IgG and M-spike both dropped 17% in the last 28 days, more than offsetting the increase of last month, and returning to levels that are typical of the stable plateau of the last two and a half years or so. Still on the pomalidomide (CC-4047) trial, I’m a happy camper. Please enjoy a beer for me.
Why did it go down? The better question is, why did it go up last month? Maybe because at that time I was recovering from two different virus infections and probably a related bacterial infection, and also had quite recently received my flu shot, the Magnum Jolt version for seniors.
Interesting: If it’s true that IgG went up last month because of challenges to the immune system, then M-spike must have gone up for the same reason. Indeed, it’s possible that the entire increase in IgG came from the M-spike component of IgG. Why would M-spike respond to challenges from intruding organisms? The answer is way above my pay grade.
Neutrophils: Again I had the CBC done at the local clinic on the afternoon before the visit to Mayo, because my neutrophil count seems to be much higher in the afternoon than in the morning. Also, just before the blood draw, I run up four flights of stairs and do some pushups, trying to squeeze out a little adrenaline, which is thought to tease the neutrophils out of their hiding places.
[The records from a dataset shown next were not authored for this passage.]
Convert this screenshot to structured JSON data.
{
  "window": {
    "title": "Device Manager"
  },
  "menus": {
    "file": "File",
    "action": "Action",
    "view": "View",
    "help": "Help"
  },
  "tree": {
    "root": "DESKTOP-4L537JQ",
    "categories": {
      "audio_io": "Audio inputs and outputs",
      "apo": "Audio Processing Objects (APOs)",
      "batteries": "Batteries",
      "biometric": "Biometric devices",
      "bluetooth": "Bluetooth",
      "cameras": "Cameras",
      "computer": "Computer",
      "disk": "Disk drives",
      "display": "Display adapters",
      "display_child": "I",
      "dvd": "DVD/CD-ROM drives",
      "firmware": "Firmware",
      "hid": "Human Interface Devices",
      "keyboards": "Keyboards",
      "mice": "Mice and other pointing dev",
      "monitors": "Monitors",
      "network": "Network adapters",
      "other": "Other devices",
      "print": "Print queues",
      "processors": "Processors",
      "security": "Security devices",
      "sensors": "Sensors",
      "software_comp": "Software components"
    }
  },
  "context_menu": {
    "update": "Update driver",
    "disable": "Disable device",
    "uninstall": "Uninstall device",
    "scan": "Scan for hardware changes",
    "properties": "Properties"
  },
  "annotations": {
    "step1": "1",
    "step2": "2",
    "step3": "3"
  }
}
Absolute neutrophil count was 2.5 K/uL, well into the normal range and WAY above the cutoff threshold of 1.0. Yay.
Discussed with Dr KDS:
We agreed that I’m still stable on pomalidomide as a single agent. I won’t change anything.
A recent study has (finally!) shown that Zometa, one of the bone-building bisphosphonates, actually has a modest anti-myeloma benefit in addition to its bone-strengthening ability, improving both the average time to disease progression and the overall survival of study participants. Doctors are still getting their heads around this, but one possibility for some patients is Zometa once every month! Zometa can have serious side effects, though, including unusual and disabling fractures, and osteonecrosis of the jaw, so it is not an automatic prescription.
Two more studies, evaluating the use of Revlimid as maintenance therapy after stem cell transplant, showed that patients in the Revlimid arm of the study developed more secondary cancers than those in the placebo arm. Numbers were small, however, with less than 3% in both arms together developing a secondary cancer. Both studies, by the way, also demonstrated that maintenance therapy improved time to disease progression, but neither showed a clear improvement in overall survival.
Recent evidence suggests that my immune system may not be as strong as I have though it was. Three different virus infections were defeated only very slowly. Dr KDS is concerned that I could contract an opportunistic fungal infection called pneumocystis pneumonia, common with AIDS patients who may also have compromised immune systems. She prescribed a sulfa-based antibiotic called trimethoprim-sulphamethoxazole, brand name Bactrim, to be taken every day as a prophylactic treatment to prevent that pneumonia and any number of other bacterial and fungal infections.
There is a slim possibility of myelosuppression, however, which means low red and white blood counts; HELLO I already have that from the pomalidomide. It can also, rarely, cause liver or kidney failure, a potentially fatal complication. I hadn’t heard of Bactrim prophylaxis before, but Dr KDS said that it has been used without incident by other patients in my situation. She knows that I will study this stuff and do my best to balance the risk of pneumonia against the risk of side effects, before making a decision. She also gave me an order for liver and kidney function tests which I can have done after trying the antibiotic for a week or two. Perhaps I’ll talk to Dr B, my new PCP, about this.
Some Current Test Results: